Finally, in 2013-14, the 1:1 iPad environment went live. Each student and teacher uses iPads and electronic books, along with seven “foundational” apps.

“It’s been a very intentional, very deliberate process. We wanted ViFi to be more than an iPad implementation process. What we wanted to do is transform the learning environment,” Bounds said.

The professional development is ongoing, and as the program moves forward, the school has made adjustments where necessary. Shoja-Edwards has been involved with this aspect of ViFi.

“We couldn’t just give everybody iPads and say, ‘Go figure it out,’” she said.

Bounds said the faculty deserves credit for changing the way they approach education.

“It was really changing the way they did a lot of things, to use an e-book and to find apps and to kind of hand kids this device that they use so much,” she said.

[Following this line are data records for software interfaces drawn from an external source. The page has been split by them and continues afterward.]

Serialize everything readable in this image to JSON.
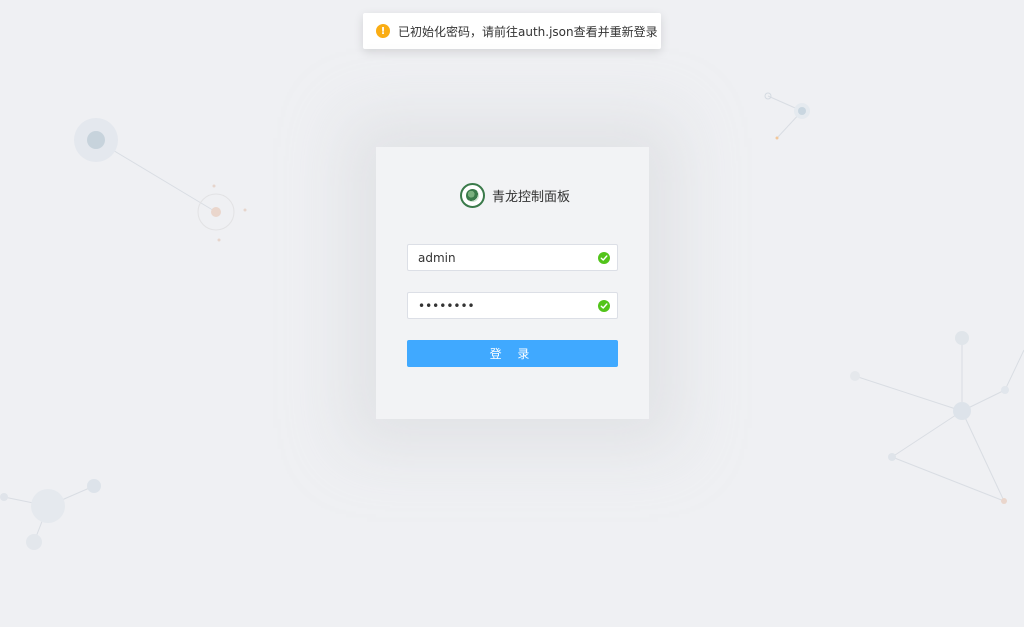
{
  "toast": {
    "icon": "warning-icon",
    "icon_glyph": "!",
    "message": "已初始化密码，请前往auth.json查看并重新登录",
    "color": "#faad14"
  },
  "login": {
    "app_title": "青龙控制面板",
    "username_value": "admin",
    "password_value": "••••••••",
    "submit_label": "登 录",
    "accent": "#40a9ff",
    "valid_color": "#52c41a"
  }
}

There were some worries about the students getting distracted with the iPads, but Bounds said most use of the technology is for educational use. There have always been ways to cheat no matter what the teaching tools have been. Also, the school is trying to teach students to be responsible. So, if they decide to play games instead of take notes,  that will likely be reflected in their performance.

“They see it as so useful that they don’t abuse it,” Bounds said.

One thing St. Elizabeth officials stress is that the technology is a useful piece of the educational puzzle, but in the end, the iPads are just a learning tool.

“We don’t want it to focus on what apps you’re using because it’s not about the tool, it’s about how you’re using it to enhance what you’re doing in the classroom, to have better outcomes for students,” Shoja-Edwards said.